It projected 1.3% growth for the US (down 0.7% from its last forecast), 1.5% for Japan (down 1.3%), 0.5% for the 27-nation European Union (down 0.8%) and 8.7% for China (down 0.2%).
A serious, renewed global downturn is looming because of persistent weaknesses in major developed economies on account of problems left unresolved in the aftermath of the recession of 2008-2009, it said.
"Most developed country governments have indiscriminately switched from fiscal stimulus to premature austerity measures. This has further weakened global aggregate demand, already nurtured by persistent high unemployment," it said.
Additionally, the economic woes in Europe and the US are exacerbating volatility in international financial and commodity markets and slowing growth in developing countries.
"All of these weaknesses are present and reinforce each other, but a further worsening of one of them could set off a vicious circle leading to severe financial turmoil and a renewed global recession for 2012-2013," the report said.
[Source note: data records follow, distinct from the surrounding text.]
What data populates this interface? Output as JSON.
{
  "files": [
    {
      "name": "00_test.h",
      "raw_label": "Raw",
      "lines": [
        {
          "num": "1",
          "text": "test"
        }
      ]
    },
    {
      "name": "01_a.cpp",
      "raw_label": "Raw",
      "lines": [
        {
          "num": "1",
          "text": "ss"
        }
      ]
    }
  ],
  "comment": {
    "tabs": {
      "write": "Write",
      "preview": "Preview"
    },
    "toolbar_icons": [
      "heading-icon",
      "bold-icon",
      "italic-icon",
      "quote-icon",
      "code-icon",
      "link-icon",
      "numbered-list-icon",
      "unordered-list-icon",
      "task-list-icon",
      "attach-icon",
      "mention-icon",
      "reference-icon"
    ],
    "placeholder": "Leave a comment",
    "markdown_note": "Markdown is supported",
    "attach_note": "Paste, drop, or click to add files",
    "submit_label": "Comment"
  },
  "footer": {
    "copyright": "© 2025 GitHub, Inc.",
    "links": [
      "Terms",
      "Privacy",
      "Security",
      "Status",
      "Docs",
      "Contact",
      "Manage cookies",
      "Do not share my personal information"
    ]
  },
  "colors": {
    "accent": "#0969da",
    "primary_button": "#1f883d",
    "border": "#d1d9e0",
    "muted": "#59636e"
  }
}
The report outlines several policy directions that could avoid a double-dip recession, including the optimal design of fiscal policies to stimulate more direct job creation and investment in infrastructure, energy efficiency and sustainable energy supply, stronger financial safety nets, better coordination between fiscal and monetary policies, as well as providing sufficient support to developing countries for addressing the fallout from the crisis. — PTI